Lys Announces Run for East Hampton Town Board

Councilwoman Sylvia Overby, center, and Supervisor Peter Van Scoyoc, right, were on hand to support Councilman David Lys, left, as he declared his candidacy for re-election Sunday. Christopher Walsh

East Hampton Town Councilman David Lys, who was appointed to the town board in January, on Sunday announced his intention to stand for election in November.

The announcement came against a backdrop of clearing skies at the Montauket restaurant and bar on Fort Pond Bay, with East Hampton Town Democratic officials, including former Supervisor Larry Cantwell, Supervisor Peter Van Scoyoc, and some prominent members of the town's Democratic Committee, there to support him. Mr. Lys's fellow board members were also on hand.

"In 1648, East Hampton's colonial forefathers came to the East End with dreams and solid vision," Mr. Lys said to the large gathering. "They saw a place in the New World that was complete with natural beauty, environmental purity, and full of bounties from both the land and the sea. They saw a new home where they would be able to lay down roots and work hard, fulfill their commitments to their families, and provide a safe and productive home."

"Three hundred and seventy years later, I still see those same visions in my birthplace and hometown of East Hampton," he continued. Though some come to East Hampton to enjoy its bounties without giving back to the fabric of society, "I am not that person," said Mr. Lys, a former member of the town's zoning board of appeals. He was a founder of Citizens for Access Rights and is president of the Amagansett Life-Saving and Coast Guard Station Society. "I have been steadfast in protection of East Hampton's traditions and continued protection of public access. I have demonstrated the desire to tirelessly volunteer my time" to protect East Hampton's history, he said.

"It is this desire to protect my hometown that charges me to be the best town councilman that I can be. . . . And it is this continued desire to protect and lead my hometown that led me to make the decision that I am going to run to retain my town council seat in this upcoming November's election," he said to cheers.
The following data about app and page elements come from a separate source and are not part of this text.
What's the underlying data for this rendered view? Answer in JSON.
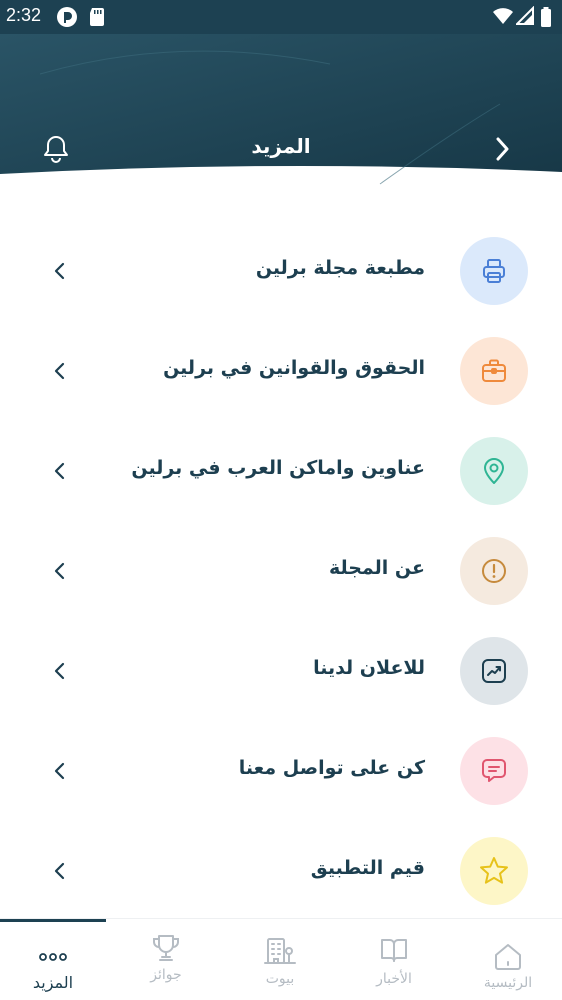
{
  "status_bar": {
    "time": "2:32"
  },
  "header": {
    "title": "المزيد"
  },
  "menu": {
    "items": [
      {
        "label": "مطبعة مجلة برلين",
        "icon": "printer-icon",
        "bg": "#dbe9fb",
        "fg": "#4a7fd6"
      },
      {
        "label": "الحقوق والقوانين في برلين",
        "icon": "briefcase-icon",
        "bg": "#fde6d6",
        "fg": "#ef8a3c"
      },
      {
        "label": "عناوين واماكن العرب في برلين",
        "icon": "location-pin-icon",
        "bg": "#d8f1ea",
        "fg": "#2fb594"
      },
      {
        "label": "عن المجلة",
        "icon": "info-icon",
        "bg": "#f5eadf",
        "fg": "#c68a3c"
      },
      {
        "label": "للاعلان لدينا",
        "icon": "trending-chart-icon",
        "bg": "#dfe5e9",
        "fg": "#1d3f50"
      },
      {
        "label": "كن على تواصل معنا",
        "icon": "chat-message-icon",
        "bg": "#fde1e6",
        "fg": "#e0566f"
      },
      {
        "label": "قيم التطبيق",
        "icon": "star-icon",
        "bg": "#fdf6c7",
        "fg": "#e7c21a"
      }
    ]
  },
  "bottom_nav": {
    "items": [
      {
        "label": "الرئيسية",
        "icon": "home-icon"
      },
      {
        "label": "الأخبار",
        "icon": "book-icon"
      },
      {
        "label": "بيوت",
        "icon": "building-icon"
      },
      {
        "label": "جوائز",
        "icon": "trophy-icon"
      },
      {
        "label": "المزيد",
        "icon": "more-dots-icon",
        "active": true
      }
    ]
  },
  "colors": {
    "primary": "#1d4152",
    "text": "#1d3f50",
    "inactive": "#b5bcc3"
  }
}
Town officials must continue to work toward protection of the environment, beaches, and groundwater, Mr. Lys said. He asked those assembled for their support and advice, and asked that they "pass the word on the street that I am the person that you respect and that you would recommend for town council. And most importantly, I need your vote."

Election Day is Nov. 6, "but there's also the possibility of a primary on Sept. 13. It is extremely important that you show up and participate in your civic duties on those days," he said.

Following his announcement, Mr. Van Scoyoc, a former councilman whose seat was filled by Mr. Lys upon his election to the supervisor's position, told the crowd that the board had "searched high and low" for a candidate to fill the seat. In Mr. Lys, "I think we made a great choice, and I ask you to continue to support that choice and to support David," he said. "He's just been wonderful to have on the board. He's so energetic, he contributes so much knowledge and background, having lived his whole life here, and he's a great asset to this town. We'd be very proud to have him back on the board after the November election."

In an interview minutes after the announcement, Mr. Lys said that affordable housing is a top priority. "I think we also have to make sure to increase the amount of recreational opportunities we provide for younger adults and children, to keep them off of opioids and drugs -- even for adults too," he said.

He wants to help in shaping decisions on the South Fork Wind Farm, which a Rhode Island company has proposed to construct approximately 35 miles off Montauk, and the hamlet studies that will inform future planning and development, he said. "I look forward to taking those on too, because I feel they're all within my wheelhouse right now."

Mr. Lys will run on the Democratic Party line. He told The Star that his prior Republican Party registration stemmed from his father's instruction to check that box when he obtained his driver's license. "I never took any political action, never went to any events, any parties, any fund-raisers," he said. "Finally, when I had the opportunity to go to the town board . . . I went to the websites of both parties, and found myself having to make a choice. The choice . . . was that I align myself more to Democratic values. And that was an easy decision for me."

Mr. Lys's appointment had been a point of contention on the Democratic Committee, which has been locked in a battle over the party's leadership since early this year and has put out the call for candidates interested in running this fall for the board seat Mr. Lys occupies. Nevertheless, the outgoing chairwoman, Jeanne Frankl; Betty Mazur, the longtime chairwoman of the party's nominating committee, and Christopher Kelley, longtime chairman of the Democrats' campaign committee, were all on hand to hear Mr. Lys's announcement at the Montauket on Sunday.